• **Problem details**: From the records, pick out and copy each line containing "verilog".

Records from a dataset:
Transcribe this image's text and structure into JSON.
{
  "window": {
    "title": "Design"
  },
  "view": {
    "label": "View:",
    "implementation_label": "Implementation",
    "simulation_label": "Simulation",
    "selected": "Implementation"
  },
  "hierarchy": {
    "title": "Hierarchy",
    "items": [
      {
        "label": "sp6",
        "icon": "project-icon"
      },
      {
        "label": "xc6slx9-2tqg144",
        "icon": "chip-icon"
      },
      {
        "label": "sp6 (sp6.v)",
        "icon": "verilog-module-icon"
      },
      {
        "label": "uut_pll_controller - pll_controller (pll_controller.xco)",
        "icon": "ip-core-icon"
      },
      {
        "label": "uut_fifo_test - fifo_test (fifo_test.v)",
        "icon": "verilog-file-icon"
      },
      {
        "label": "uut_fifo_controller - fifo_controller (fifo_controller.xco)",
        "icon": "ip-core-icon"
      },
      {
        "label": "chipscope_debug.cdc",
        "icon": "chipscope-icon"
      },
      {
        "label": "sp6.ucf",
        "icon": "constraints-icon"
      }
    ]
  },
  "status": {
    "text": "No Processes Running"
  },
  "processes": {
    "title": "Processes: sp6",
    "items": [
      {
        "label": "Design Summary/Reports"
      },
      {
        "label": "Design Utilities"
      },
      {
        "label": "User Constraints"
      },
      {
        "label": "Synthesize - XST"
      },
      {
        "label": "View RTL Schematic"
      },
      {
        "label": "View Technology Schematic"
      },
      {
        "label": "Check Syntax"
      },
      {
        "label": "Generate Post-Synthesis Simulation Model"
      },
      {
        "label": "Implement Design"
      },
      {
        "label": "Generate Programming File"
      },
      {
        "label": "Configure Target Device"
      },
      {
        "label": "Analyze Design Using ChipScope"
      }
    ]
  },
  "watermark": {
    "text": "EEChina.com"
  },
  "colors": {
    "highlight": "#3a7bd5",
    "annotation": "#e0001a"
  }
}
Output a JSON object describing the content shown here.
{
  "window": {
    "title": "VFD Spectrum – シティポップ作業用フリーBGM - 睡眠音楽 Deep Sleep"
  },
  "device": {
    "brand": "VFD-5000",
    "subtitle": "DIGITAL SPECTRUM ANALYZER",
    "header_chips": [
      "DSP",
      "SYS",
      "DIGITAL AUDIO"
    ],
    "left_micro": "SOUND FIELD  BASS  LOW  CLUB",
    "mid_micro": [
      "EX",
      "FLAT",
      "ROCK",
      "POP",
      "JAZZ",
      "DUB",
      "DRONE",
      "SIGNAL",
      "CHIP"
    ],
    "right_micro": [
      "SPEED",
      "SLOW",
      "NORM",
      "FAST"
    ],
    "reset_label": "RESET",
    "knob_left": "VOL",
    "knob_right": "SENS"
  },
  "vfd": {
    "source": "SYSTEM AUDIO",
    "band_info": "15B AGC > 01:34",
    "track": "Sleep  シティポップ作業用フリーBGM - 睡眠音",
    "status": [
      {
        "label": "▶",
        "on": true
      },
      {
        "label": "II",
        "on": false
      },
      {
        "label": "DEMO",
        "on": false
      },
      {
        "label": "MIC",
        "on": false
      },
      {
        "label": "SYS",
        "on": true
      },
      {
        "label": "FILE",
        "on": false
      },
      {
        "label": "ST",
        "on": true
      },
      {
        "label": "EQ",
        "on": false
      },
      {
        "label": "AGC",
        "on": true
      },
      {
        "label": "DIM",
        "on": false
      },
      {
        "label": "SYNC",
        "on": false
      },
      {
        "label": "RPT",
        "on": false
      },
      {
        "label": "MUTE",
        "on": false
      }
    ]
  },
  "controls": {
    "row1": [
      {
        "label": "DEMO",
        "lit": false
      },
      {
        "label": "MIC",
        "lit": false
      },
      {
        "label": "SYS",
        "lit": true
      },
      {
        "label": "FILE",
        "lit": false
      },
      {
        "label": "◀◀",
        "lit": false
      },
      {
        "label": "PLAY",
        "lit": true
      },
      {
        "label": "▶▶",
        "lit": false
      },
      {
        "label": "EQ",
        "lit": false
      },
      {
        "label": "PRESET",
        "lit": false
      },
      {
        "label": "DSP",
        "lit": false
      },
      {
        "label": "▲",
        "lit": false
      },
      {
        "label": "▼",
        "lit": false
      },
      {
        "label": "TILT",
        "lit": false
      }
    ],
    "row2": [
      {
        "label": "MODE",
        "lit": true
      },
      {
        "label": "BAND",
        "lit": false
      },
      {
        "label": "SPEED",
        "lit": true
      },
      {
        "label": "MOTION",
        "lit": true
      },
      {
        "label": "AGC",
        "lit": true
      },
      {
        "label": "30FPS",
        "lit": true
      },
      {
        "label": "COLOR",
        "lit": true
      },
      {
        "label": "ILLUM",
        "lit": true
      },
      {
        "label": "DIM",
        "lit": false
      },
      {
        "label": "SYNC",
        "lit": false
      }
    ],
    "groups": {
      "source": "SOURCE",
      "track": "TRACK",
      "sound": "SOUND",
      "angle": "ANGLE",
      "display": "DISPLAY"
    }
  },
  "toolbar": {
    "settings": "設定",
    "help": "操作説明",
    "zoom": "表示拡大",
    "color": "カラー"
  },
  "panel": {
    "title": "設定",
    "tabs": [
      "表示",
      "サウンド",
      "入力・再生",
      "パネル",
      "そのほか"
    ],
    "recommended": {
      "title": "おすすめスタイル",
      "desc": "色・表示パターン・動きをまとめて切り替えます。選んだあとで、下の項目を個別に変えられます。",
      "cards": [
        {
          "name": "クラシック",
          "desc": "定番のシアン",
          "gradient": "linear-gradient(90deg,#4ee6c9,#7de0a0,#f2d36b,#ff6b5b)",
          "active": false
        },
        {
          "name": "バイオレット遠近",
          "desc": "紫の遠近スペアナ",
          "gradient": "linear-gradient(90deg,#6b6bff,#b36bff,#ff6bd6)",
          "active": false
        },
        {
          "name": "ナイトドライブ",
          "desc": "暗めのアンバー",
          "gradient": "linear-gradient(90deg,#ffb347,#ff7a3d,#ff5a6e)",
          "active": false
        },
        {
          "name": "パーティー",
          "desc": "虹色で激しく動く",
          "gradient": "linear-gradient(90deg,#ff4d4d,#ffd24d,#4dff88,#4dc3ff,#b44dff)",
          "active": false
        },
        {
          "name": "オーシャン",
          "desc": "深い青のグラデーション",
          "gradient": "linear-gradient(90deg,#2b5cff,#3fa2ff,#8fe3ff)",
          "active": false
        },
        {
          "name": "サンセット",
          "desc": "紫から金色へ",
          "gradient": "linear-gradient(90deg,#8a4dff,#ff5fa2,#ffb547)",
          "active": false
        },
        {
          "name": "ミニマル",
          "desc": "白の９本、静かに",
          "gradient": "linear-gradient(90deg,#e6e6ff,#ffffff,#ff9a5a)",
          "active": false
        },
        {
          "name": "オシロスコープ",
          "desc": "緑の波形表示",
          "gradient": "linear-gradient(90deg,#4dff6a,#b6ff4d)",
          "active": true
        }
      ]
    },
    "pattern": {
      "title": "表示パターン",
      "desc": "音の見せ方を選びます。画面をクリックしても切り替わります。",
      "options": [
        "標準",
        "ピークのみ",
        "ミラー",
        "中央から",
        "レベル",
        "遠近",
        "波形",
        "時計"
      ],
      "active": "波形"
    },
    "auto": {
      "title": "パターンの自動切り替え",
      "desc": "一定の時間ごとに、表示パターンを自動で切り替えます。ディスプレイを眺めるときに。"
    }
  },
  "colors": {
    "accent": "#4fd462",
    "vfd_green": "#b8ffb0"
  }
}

• **Completed exercise**:
        "icon": "verilog-module-icon"
        "icon": "verilog-file-icon"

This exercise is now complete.